Owner: Allegheny Health Network
General Contractor: Rycon Construction
Duration of Work: 20 weeks
Subsurface Conditions: Soft to stiff clay with some sand and silt. Underlying the clay was shale bedrock.
Approximate Key Quantities: 177 Controlled Modulus Column (CMC)® Rigid Inclusions
To emphasize its “patient-centered” care philosophy, Allegheny Health Network (AHN) embarked on the construction of several neighborhood hospitals in the suburban Pittsburgh area. McCandless, located north of downtown, was selected as one of the sites. Unlike standalone emergency departments or urgent care centers, AHN McCandless would be a fully licensed small-format hospital open around the clock.
In addition to an emergency department and 10-bed inpatient unit, the hospital would provide diagnostic imaging, as well as laboratory and other complementary services. Staffed by board-certified physicians, nurses and other experienced health care professionals, AHN McCandless would be home to AHN’s women’s health services. Due to the compressible nature of the soils at the site, Menard USA was contracted to provide support for a newly constructed 49-ft high retaining wall that was necessary to increase the surface parking area for the proposed hospital.
The soils consisted of soft to stiff clay with some sand and silt. Underlying the clay was shale bedrock, which was the tipping strata for Menard’s method of ground improvement, Controlled Modulus Column (CMC)® rigid inclusions.
Due to the topography of the site, the significant feature in installing the retaining wall was that it was founded on two elevations: The lower bench at 1,097 ft; the higher bench ranged from 1,129 ft to 1,140 ft. CMCs were preferred by both the geotechnical engineer and general contractor for cost-effectiveness and for reducing the work schedule. The job, done in two phases, was complete in two work weeks, one week per phase.
Among the most significant challenges faced by Menard’s team was the elevation of the lower bench which required the drill rig to navigate an extremely steep access ramp to reach the lower elevation. Moreover, the working bench was relatively narrow and drill rig maneuvering was restricted. Menard installed 70 CMC rigid inclusions in the lower bench and 107 CMC rigid inclusions in the upper bench.
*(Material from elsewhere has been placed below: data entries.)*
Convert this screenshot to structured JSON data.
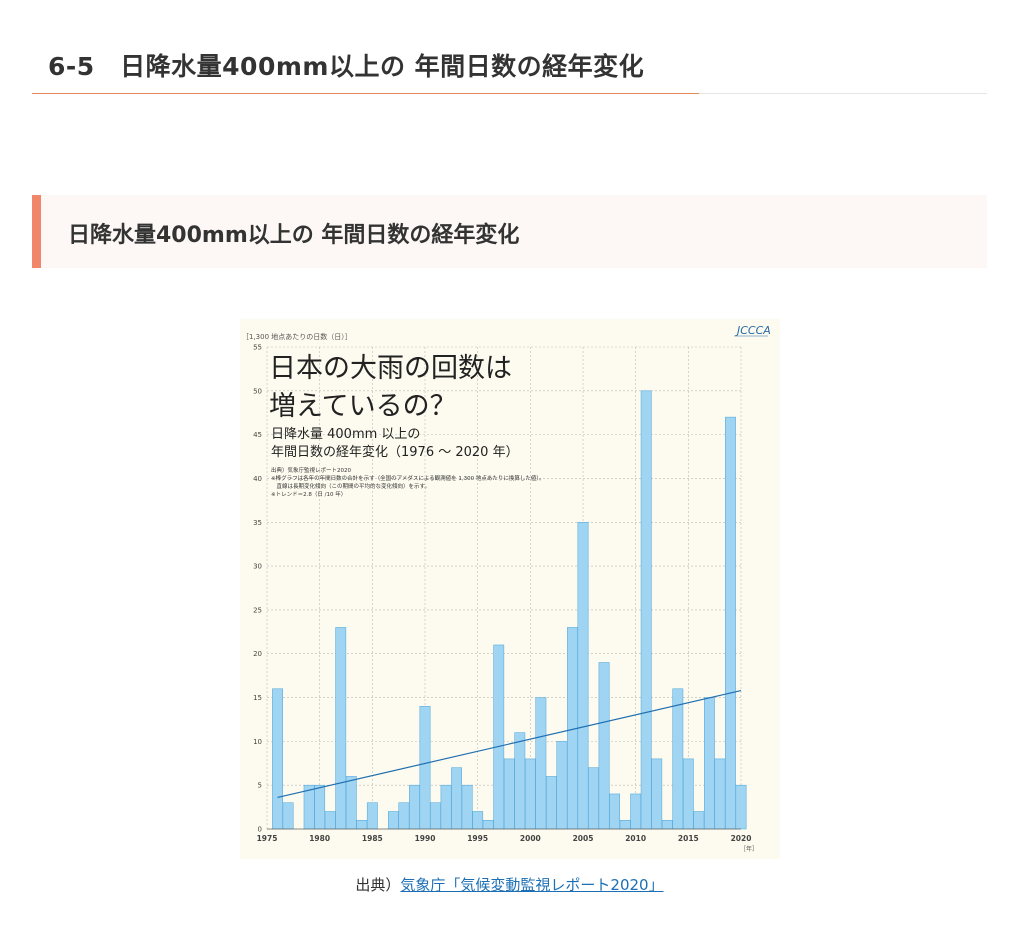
{
  "page": {
    "section_heading": "6-5　日降水量400mm以上の 年間日数の経年変化",
    "sub_heading": "日降水量400mm以上の 年間日数の経年変化",
    "caption_prefix": "出典）",
    "caption_link": "気象庁「気候変動監視レポート2020」"
  },
  "colors": {
    "accent": "#e88b5a",
    "sub_heading_bar": "#f0866a",
    "sub_heading_bg": "#fdf8f6",
    "chart_bg": "#fdfbef",
    "bar_fill": "#9fd4f2",
    "bar_stroke": "#4aa3d8",
    "trend_line": "#1f6fb0",
    "link": "#1c6fb5"
  },
  "chart_data": {
    "type": "bar",
    "logo": "JCCCA",
    "title_line1": "日本の大雨の回数は",
    "title_line2": "増えているの？",
    "subtitle_line1": "日降水量 400mm 以上の",
    "subtitle_line2": "年間日数の経年変化（1976 ～ 2020 年）",
    "notes": [
      "出典）気象庁監視レポート2020",
      "※棒グラフは各年の年間日数の合計を示す（全国のアメダスによる観測値を 1,300 地点あたりに換算した値）。",
      "　直線は長期変化傾向（この期間の平均的な変化傾向）を示す。",
      "※トレンド＝2.8（日 /10 年）"
    ],
    "ylabel": "［1,300 地点あたりの日数（日）］",
    "xlabel": "［年］",
    "ylim": [
      0,
      55
    ],
    "xlim": [
      1975,
      2020
    ],
    "y_ticks": [
      0,
      5,
      10,
      15,
      20,
      25,
      30,
      35,
      40,
      45,
      50,
      55
    ],
    "x_ticks": [
      1975,
      1980,
      1985,
      1990,
      1995,
      2000,
      2005,
      2010,
      2015,
      2020
    ],
    "grid": true,
    "years": [
      1976,
      1977,
      1978,
      1979,
      1980,
      1981,
      1982,
      1983,
      1984,
      1985,
      1986,
      1987,
      1988,
      1989,
      1990,
      1991,
      1992,
      1993,
      1994,
      1995,
      1996,
      1997,
      1998,
      1999,
      2000,
      2001,
      2002,
      2003,
      2004,
      2005,
      2006,
      2007,
      2008,
      2009,
      2010,
      2011,
      2012,
      2013,
      2014,
      2015,
      2016,
      2017,
      2018,
      2019,
      2020
    ],
    "values": [
      16,
      3,
      0,
      5,
      5,
      2,
      23,
      6,
      1,
      3,
      0,
      2,
      3,
      5,
      14,
      3,
      5,
      7,
      5,
      2,
      1,
      21,
      8,
      11,
      8,
      15,
      6,
      10,
      23,
      35,
      7,
      19,
      4,
      1,
      4,
      50,
      8,
      1,
      16,
      8,
      2,
      15,
      8,
      47,
      5
    ],
    "trend": {
      "start_year": 1976,
      "start_value": 3.6,
      "end_year": 2020,
      "end_value": 15.8
    }
  }
}
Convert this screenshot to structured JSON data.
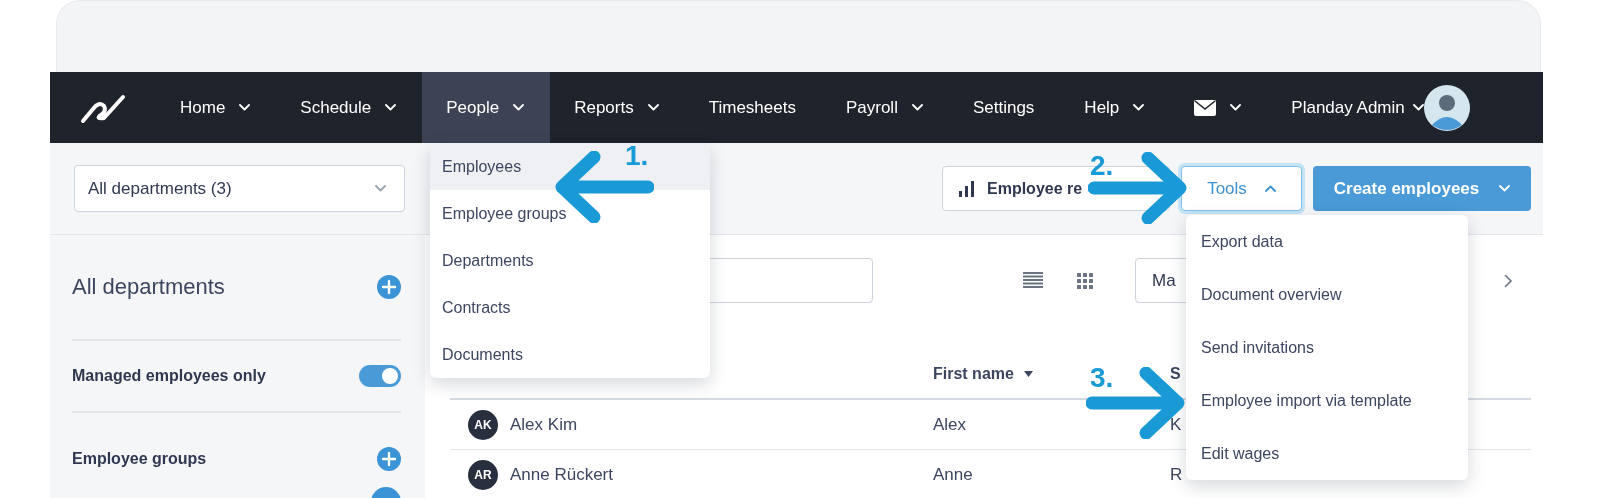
{
  "top_nav": {
    "items": [
      {
        "kind": "link",
        "label": "Home",
        "dropdown": true,
        "selected": false
      },
      {
        "kind": "link",
        "label": "Schedule",
        "dropdown": true,
        "selected": false
      },
      {
        "kind": "link",
        "label": "People",
        "dropdown": true,
        "selected": true
      },
      {
        "kind": "link",
        "label": "Reports",
        "dropdown": true,
        "selected": false
      },
      {
        "kind": "link",
        "label": "Timesheets",
        "dropdown": false,
        "selected": false
      },
      {
        "kind": "link",
        "label": "Payroll",
        "dropdown": true,
        "selected": false
      },
      {
        "kind": "link",
        "label": "Settings",
        "dropdown": false,
        "selected": false
      },
      {
        "kind": "link",
        "label": "Help",
        "dropdown": true,
        "selected": false
      },
      {
        "kind": "mail",
        "dropdown": true,
        "selected": false
      },
      {
        "kind": "user",
        "label": "Planday Admin",
        "dropdown": true,
        "selected": false
      }
    ]
  },
  "toolbar": {
    "department_select": "All departments (3)",
    "buttons": [
      {
        "kind": "report",
        "label": "Employee re"
      },
      {
        "kind": "menu",
        "label": "Tools",
        "expanded": true
      },
      {
        "kind": "primary",
        "label": "Create employees"
      }
    ]
  },
  "people_menu": {
    "items": [
      {
        "label": "Employees",
        "selected": true
      },
      {
        "label": "Employee groups",
        "selected": false
      },
      {
        "label": "Departments",
        "selected": false
      },
      {
        "label": "Contracts",
        "selected": false
      },
      {
        "label": "Documents",
        "selected": false
      }
    ]
  },
  "tools_menu": {
    "items": [
      "Export data",
      "Document overview",
      "Send invitations",
      "Employee import via template",
      "Edit wages"
    ]
  },
  "sidebar": {
    "title": "All departments",
    "toggle": {
      "label": "Managed employees only",
      "on": true
    },
    "sections": [
      "Employee groups"
    ]
  },
  "period_select": {
    "value": "Ma"
  },
  "table": {
    "columns": [
      {
        "label": "First name",
        "sorted": true
      },
      {
        "label": "S",
        "sorted": false
      }
    ],
    "rows": [
      {
        "initials": "AK",
        "name": "Alex Kim",
        "first_name": "Alex",
        "column_3": "K"
      },
      {
        "initials": "AR",
        "name": "Anne Rückert",
        "first_name": "Anne",
        "column_3": "R"
      }
    ]
  },
  "annotations": [
    {
      "label": "1.",
      "kind": "arrow_left"
    },
    {
      "label": "2.",
      "kind": "arrow_right"
    },
    {
      "label": "3.",
      "kind": "arrow_right"
    }
  ]
}
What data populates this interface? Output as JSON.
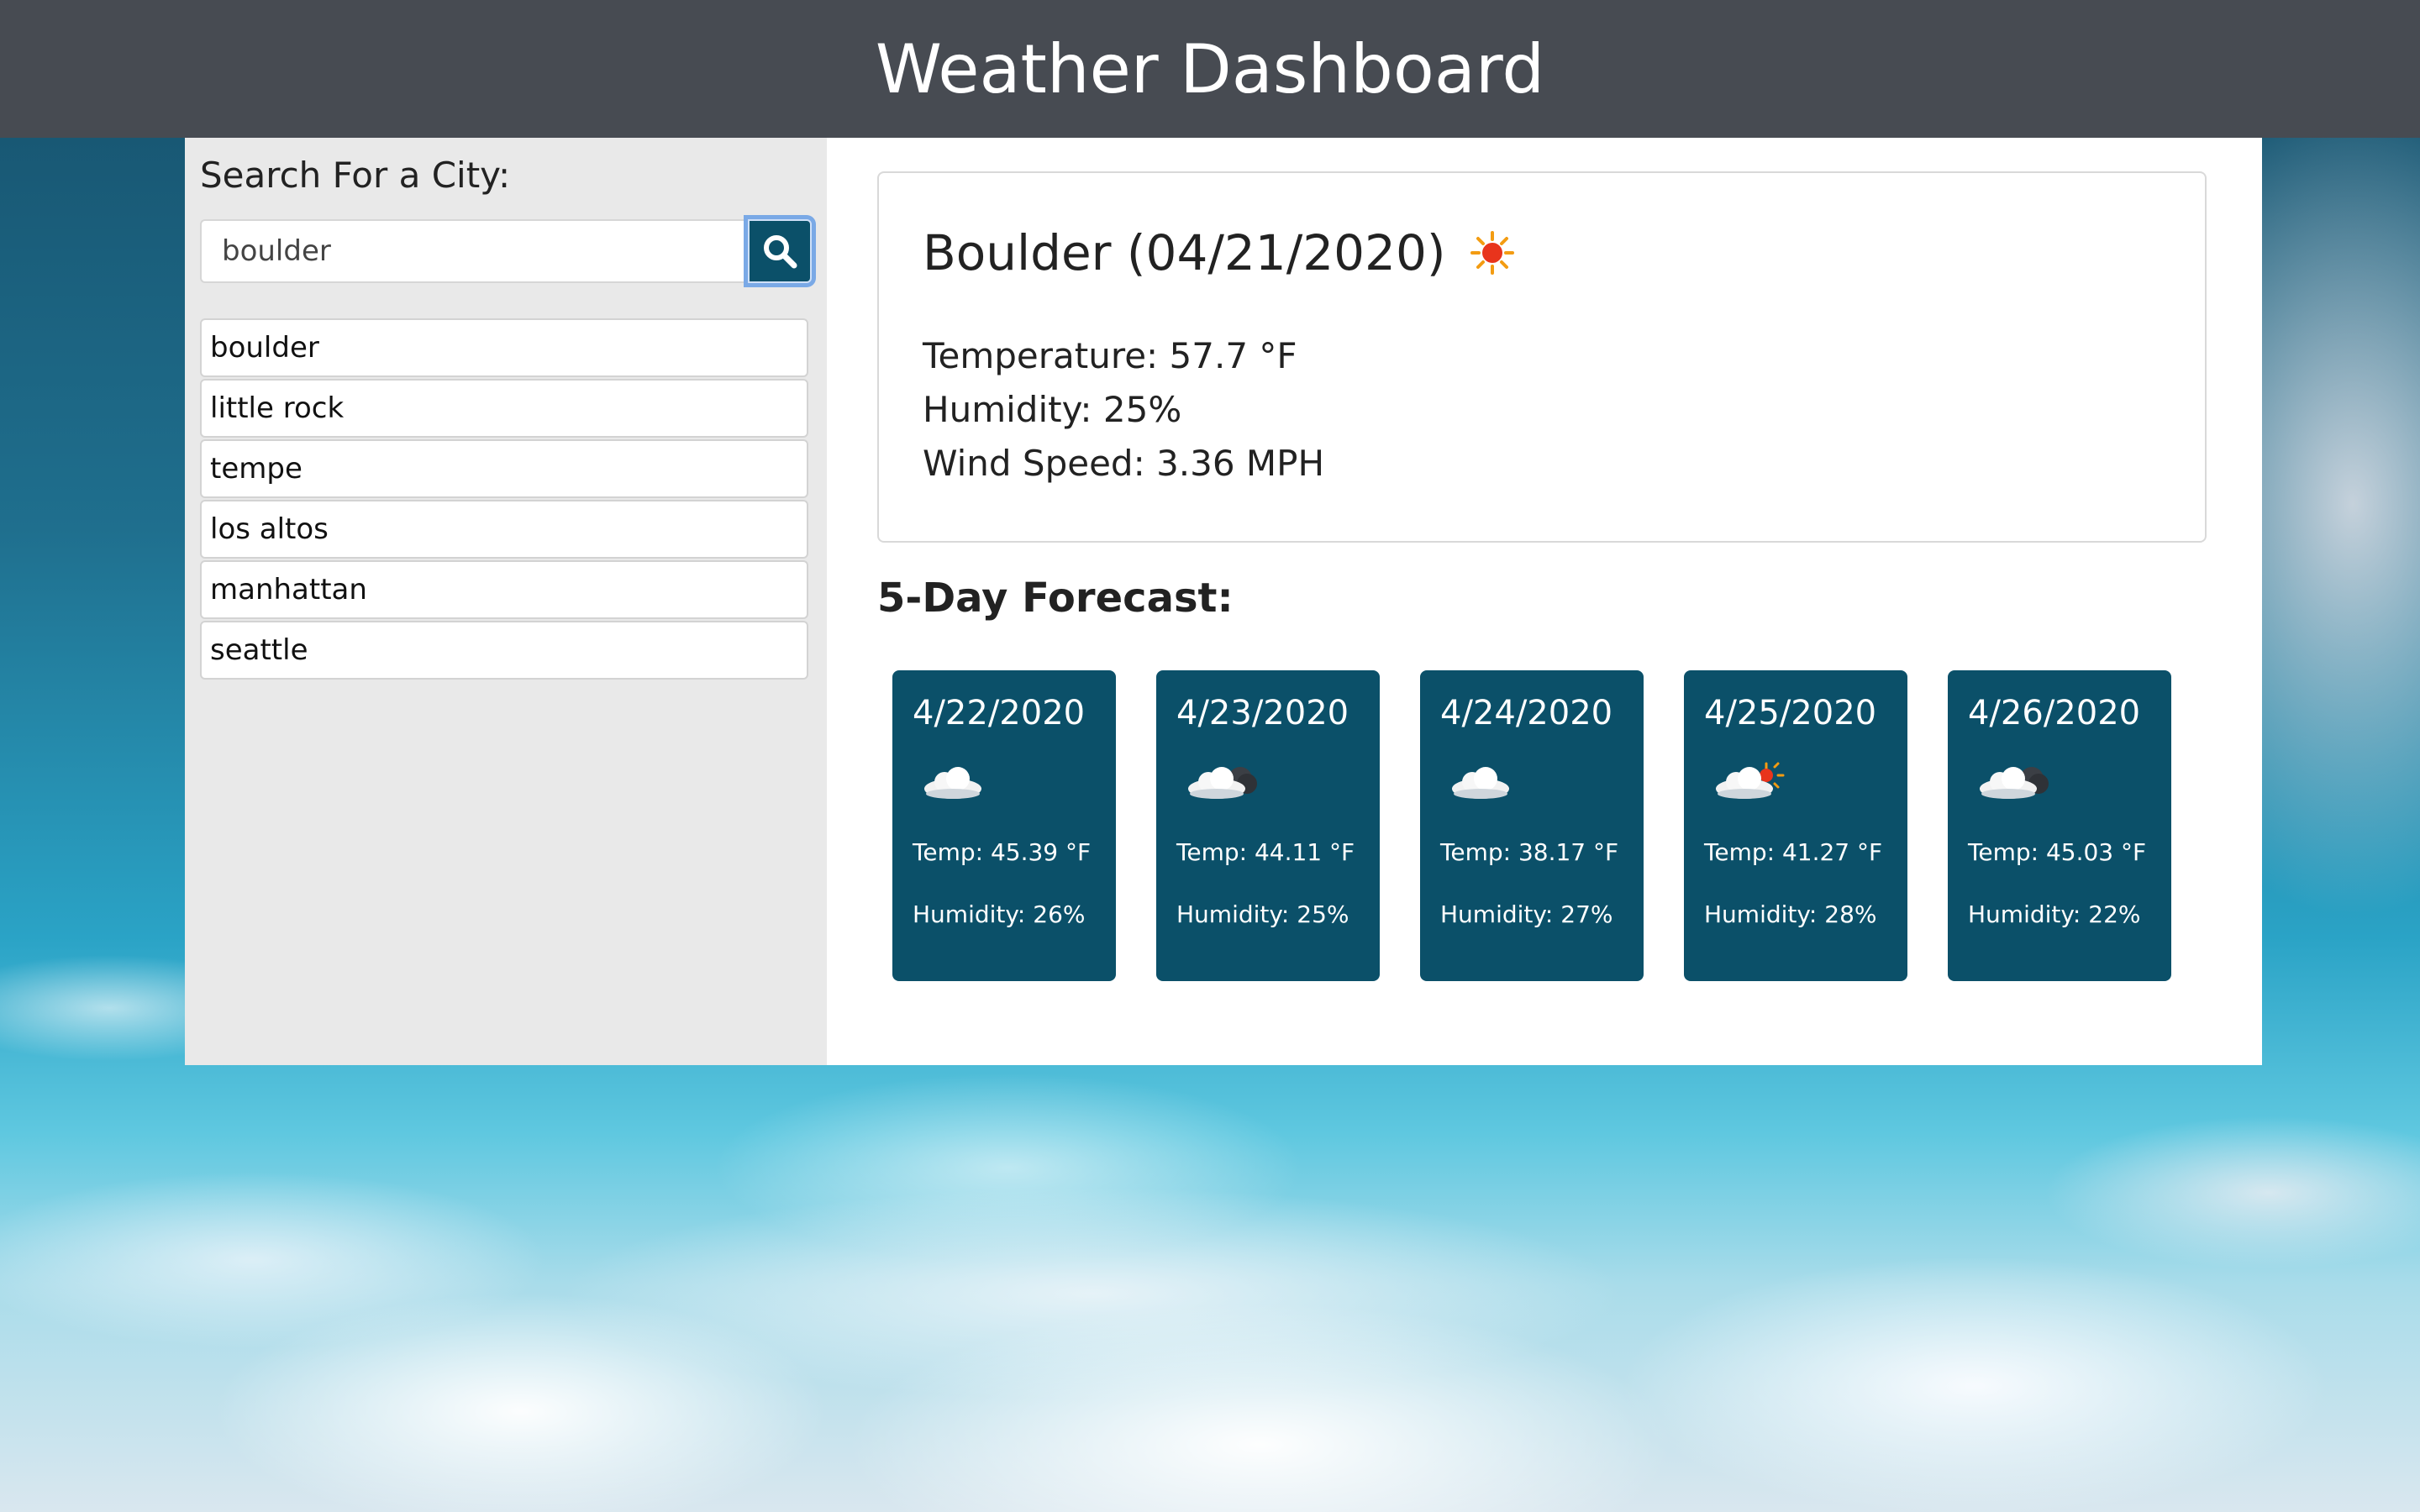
{
  "header": {
    "title": "Weather Dashboard"
  },
  "sidebar": {
    "search_label": "Search For a City:",
    "search_value": "boulder",
    "history": [
      "boulder",
      "little rock",
      "tempe",
      "los altos",
      "manhattan",
      "seattle"
    ]
  },
  "current": {
    "title": "Boulder (04/21/2020)",
    "icon": "sun-icon",
    "temperature": "Temperature: 57.7 °F",
    "humidity": "Humidity: 25%",
    "wind": "Wind Speed: 3.36 MPH"
  },
  "forecast": {
    "title": "5-Day Forecast:",
    "days": [
      {
        "date": "4/22/2020",
        "icon": "cloud-icon",
        "temp": "Temp: 45.39 °F",
        "humidity": "Humidity: 26%"
      },
      {
        "date": "4/23/2020",
        "icon": "cloud-night-icon",
        "temp": "Temp: 44.11 °F",
        "humidity": "Humidity: 25%"
      },
      {
        "date": "4/24/2020",
        "icon": "cloud-icon",
        "temp": "Temp: 38.17 °F",
        "humidity": "Humidity: 27%"
      },
      {
        "date": "4/25/2020",
        "icon": "cloud-sun-icon",
        "temp": "Temp: 41.27 °F",
        "humidity": "Humidity: 28%"
      },
      {
        "date": "4/26/2020",
        "icon": "cloud-night-icon",
        "temp": "Temp: 45.03 °F",
        "humidity": "Humidity: 22%"
      }
    ]
  },
  "colors": {
    "header_bg": "#474b52",
    "card_bg": "#0b5069",
    "sidebar_bg": "#e9e9e9"
  }
}
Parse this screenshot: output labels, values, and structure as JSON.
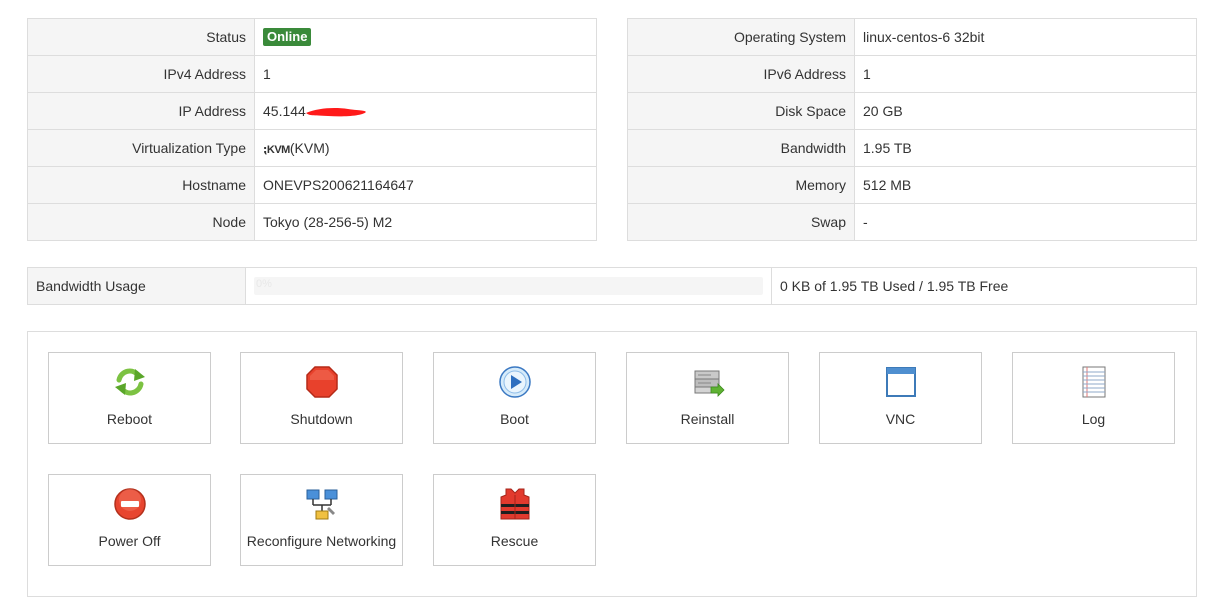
{
  "left_table": {
    "rows": [
      {
        "label": "Status",
        "value": "Online"
      },
      {
        "label": "IPv4 Address",
        "value": "1"
      },
      {
        "label": "IP Address",
        "value": "45.144"
      },
      {
        "label": "Virtualization Type",
        "logo": "KVM",
        "value": "(KVM)"
      },
      {
        "label": "Hostname",
        "value": "ONEVPS200621164647"
      },
      {
        "label": "Node",
        "value": "Tokyo (28-256-5) M2"
      }
    ]
  },
  "right_table": {
    "rows": [
      {
        "label": "Operating System",
        "value": "linux-centos-6 32bit"
      },
      {
        "label": "IPv6 Address",
        "value": "1"
      },
      {
        "label": "Disk Space",
        "value": "20 GB"
      },
      {
        "label": "Bandwidth",
        "value": "1.95 TB"
      },
      {
        "label": "Memory",
        "value": "512 MB"
      },
      {
        "label": "Swap",
        "value": "-"
      }
    ]
  },
  "bandwidth_usage": {
    "label": "Bandwidth Usage",
    "percent_text": "0%",
    "percent": 0,
    "summary": "0 KB of 1.95 TB Used / 1.95 TB Free"
  },
  "actions": [
    {
      "label": "Reboot",
      "icon": "reboot-icon"
    },
    {
      "label": "Shutdown",
      "icon": "shutdown-icon"
    },
    {
      "label": "Boot",
      "icon": "boot-icon"
    },
    {
      "label": "Reinstall",
      "icon": "reinstall-icon"
    },
    {
      "label": "VNC",
      "icon": "vnc-icon"
    },
    {
      "label": "Log",
      "icon": "log-icon"
    },
    {
      "label": "Power Off",
      "icon": "power-off-icon"
    },
    {
      "label": "Reconfigure Networking",
      "icon": "network-icon"
    },
    {
      "label": "Rescue",
      "icon": "rescue-icon"
    }
  ],
  "colors": {
    "online_badge": "#3a8a3a",
    "border": "#dddddd",
    "label_bg": "#f5f5f5",
    "redaction": "#ff1a1a"
  }
}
The average depth was 18 ft and maximum depth was 31 ft. Menard’s design showed settlement beneath the wall would be 1 in or less, meeting the Engineer’s performance criteria for the parking lot.
To support the construction of a 49-ft retaining wall that would increase the surface parking area for a proposed hospital, Menard USA installed 177 CMC rigid inclusions. The project was completed in a safe and timely manner with excellent coordination between Menard, the general contractor and the geotechnical engineer.